╭──

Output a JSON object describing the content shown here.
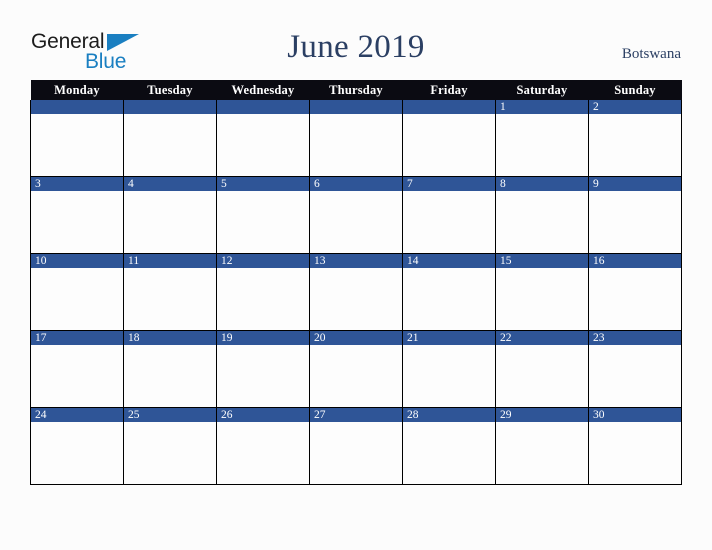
{
  "brand": {
    "line1": "General",
    "line2": "Blue",
    "triangle_color": "#1a7fc1",
    "line1_color": "#1c1c1c",
    "line2_color": "#1a7fc1"
  },
  "header": {
    "title": "June 2019",
    "country": "Botswana",
    "title_color": "#2b3f63"
  },
  "calendar": {
    "month": "June",
    "year": "2019",
    "weekday_headers": [
      "Monday",
      "Tuesday",
      "Wednesday",
      "Thursday",
      "Friday",
      "Saturday",
      "Sunday"
    ],
    "header_bg": "#0b0b12",
    "header_fg": "#ffffff",
    "daynum_bg": "#2f5597",
    "daynum_fg": "#ffffff",
    "cell_bg": "#fdfdfd",
    "border_color": "#000000",
    "weeks": [
      [
        "",
        "",
        "",
        "",
        "",
        "1",
        "2"
      ],
      [
        "3",
        "4",
        "5",
        "6",
        "7",
        "8",
        "9"
      ],
      [
        "10",
        "11",
        "12",
        "13",
        "14",
        "15",
        "16"
      ],
      [
        "17",
        "18",
        "19",
        "20",
        "21",
        "22",
        "23"
      ],
      [
        "24",
        "25",
        "26",
        "27",
        "28",
        "29",
        "30"
      ]
    ]
  },
  "page": {
    "background": "#fcfcfc"
  }
}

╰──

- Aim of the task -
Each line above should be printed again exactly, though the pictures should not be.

- Solution below -
Output a JSON object describing the content shown here.
{
  "brand": {
    "line1": "General",
    "line2": "Blue",
    "triangle_color": "#1a7fc1",
    "line1_color": "#1c1c1c",
    "line2_color": "#1a7fc1"
  },
  "header": {
    "title": "June 2019",
    "country": "Botswana",
    "title_color": "#2b3f63"
  },
  "calendar": {
    "month": "June",
    "year": "2019",
    "weekday_headers": [
      "Monday",
      "Tuesday",
      "Wednesday",
      "Thursday",
      "Friday",
      "Saturday",
      "Sunday"
    ],
    "header_bg": "#0b0b12",
    "header_fg": "#ffffff",
    "daynum_bg": "#2f5597",
    "daynum_fg": "#ffffff",
    "cell_bg": "#fdfdfd",
    "border_color": "#000000",
    "weeks": [
      [
        "",
        "",
        "",
        "",
        "",
        "1",
        "2"
      ],
      [
        "3",
        "4",
        "5",
        "6",
        "7",
        "8",
        "9"
      ],
      [
        "10",
        "11",
        "12",
        "13",
        "14",
        "15",
        "16"
      ],
      [
        "17",
        "18",
        "19",
        "20",
        "21",
        "22",
        "23"
      ],
      [
        "24",
        "25",
        "26",
        "27",
        "28",
        "29",
        "30"
      ]
    ]
  },
  "page": {
    "background": "#fcfcfc"
  }
}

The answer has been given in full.